**What the task requires**:
Pictures stay out; please output the remaining data exactly.

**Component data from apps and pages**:
*** Block opens ***

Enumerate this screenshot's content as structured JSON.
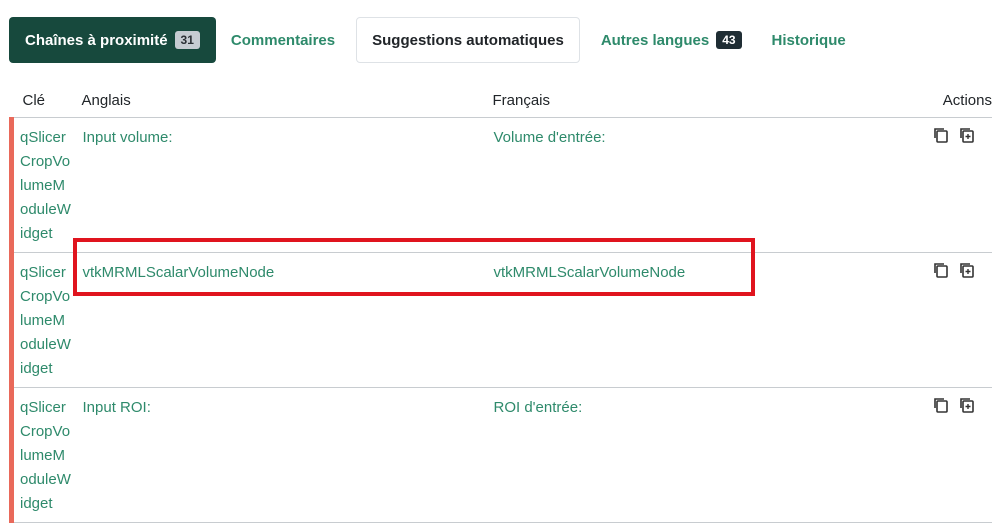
{
  "tabs": [
    {
      "label": "Chaînes à proximité",
      "badge": "31"
    },
    {
      "label": "Commentaires"
    },
    {
      "label": "Suggestions automatiques"
    },
    {
      "label": "Autres langues",
      "badge": "43"
    },
    {
      "label": "Historique"
    }
  ],
  "table": {
    "headers": {
      "key": "Clé",
      "source": "Anglais",
      "target": "Français",
      "actions": "Actions"
    },
    "rows": [
      {
        "key": "qSlicerCropVolumeModuleWidget",
        "source": "Input volume:",
        "target": "Volume d'entrée:"
      },
      {
        "key": "qSlicerCropVolumeModuleWidget",
        "source": "vtkMRMLScalarVolumeNode",
        "target": "vtkMRMLScalarVolumeNode"
      },
      {
        "key": "qSlicerCropVolumeModuleWidget",
        "source": "Input ROI:",
        "target": "ROI d'entrée:"
      }
    ]
  },
  "colors": {
    "accent": "#17493d",
    "link": "#2e8a6b",
    "row_marker": "#e9695a",
    "highlight": "#e0141e"
  },
  "icons": {
    "copy": "copy-icon",
    "clone": "clone-icon"
  }
}
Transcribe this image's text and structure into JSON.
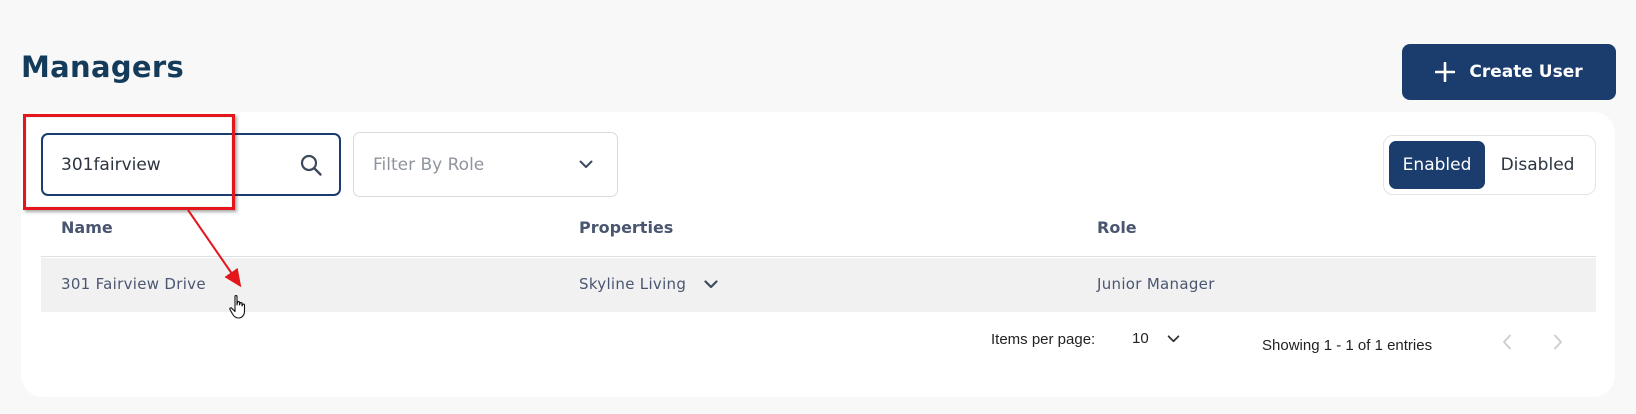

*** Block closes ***

**Response below**:
Enumerate this screenshot's content as structured JSON.
{
  "tabs": [
    {
      "label": "Chaînes à proximité",
      "badge": "31"
    },
    {
      "label": "Commentaires"
    },
    {
      "label": "Suggestions automatiques"
    },
    {
      "label": "Autres langues",
      "badge": "43"
    },
    {
      "label": "Historique"
    }
  ],
  "table": {
    "headers": {
      "key": "Clé",
      "source": "Anglais",
      "target": "Français",
      "actions": "Actions"
    },
    "rows": [
      {
        "key": "qSlicerCropVolumeModuleWidget",
        "source": "Input volume:",
        "target": "Volume d'entrée:"
      },
      {
        "key": "qSlicerCropVolumeModuleWidget",
        "source": "vtkMRMLScalarVolumeNode",
        "target": "vtkMRMLScalarVolumeNode"
      },
      {
        "key": "qSlicerCropVolumeModuleWidget",
        "source": "Input ROI:",
        "target": "ROI d'entrée:"
      }
    ]
  },
  "colors": {
    "accent": "#17493d",
    "link": "#2e8a6b",
    "row_marker": "#e9695a",
    "highlight": "#e0141e"
  },
  "icons": {
    "copy": "copy-icon",
    "clone": "clone-icon"
  }
}
Transcribe this image's text and structure into JSON.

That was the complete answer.